YOUR OBJECTIVE
In the listing below, tally the lines that hold "alarm" and report that number by itself.

DATA TO PROCESS

>>>

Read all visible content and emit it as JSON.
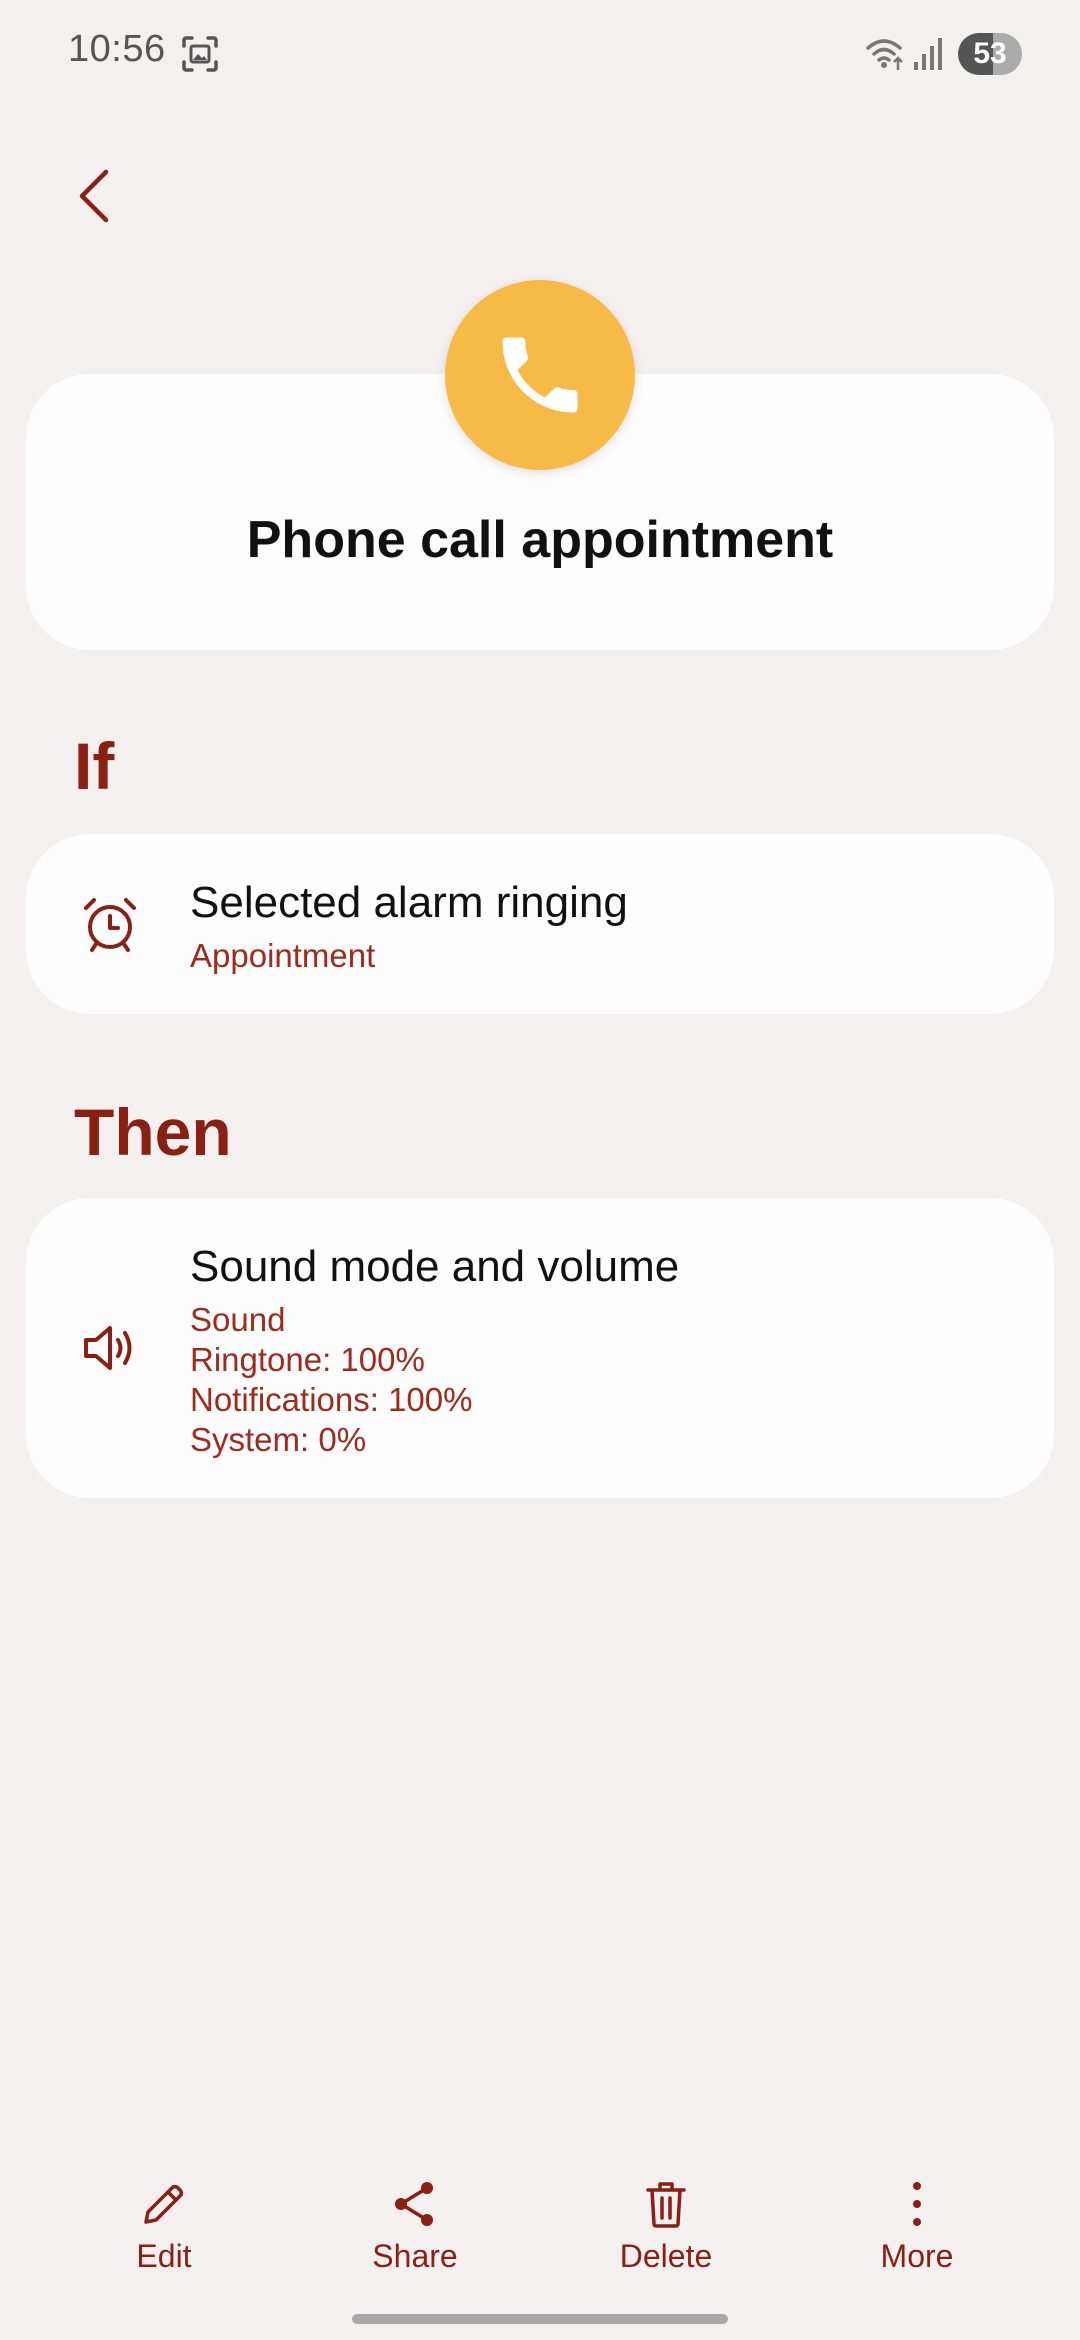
{
  "status_bar": {
    "time": "10:56",
    "battery_level": "53",
    "icons": [
      "screenshot-icon",
      "wifi-icon",
      "signal-icon",
      "battery-icon"
    ]
  },
  "colors": {
    "background": "#f4f0f0",
    "card": "#fdfdfd",
    "accent": "#8a1f12",
    "subtext": "#a02a1c",
    "header_icon_bg": "#f8ba47"
  },
  "header": {
    "icon": "phone-icon",
    "title": "Phone call appointment"
  },
  "if_section": {
    "label": "If",
    "condition": {
      "icon": "alarm-clock-icon",
      "title": "Selected alarm ringing",
      "subtitle": "Appointment"
    }
  },
  "then_section": {
    "label": "Then",
    "action": {
      "icon": "speaker-icon",
      "title": "Sound mode and volume",
      "details": [
        "Sound",
        "Ringtone: 100%",
        "Notifications: 100%",
        "System: 0%"
      ]
    }
  },
  "bottom_bar": {
    "edit_label": "Edit",
    "share_label": "Share",
    "delete_label": "Delete",
    "more_label": "More"
  }
}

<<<

COMPLETED TASK
2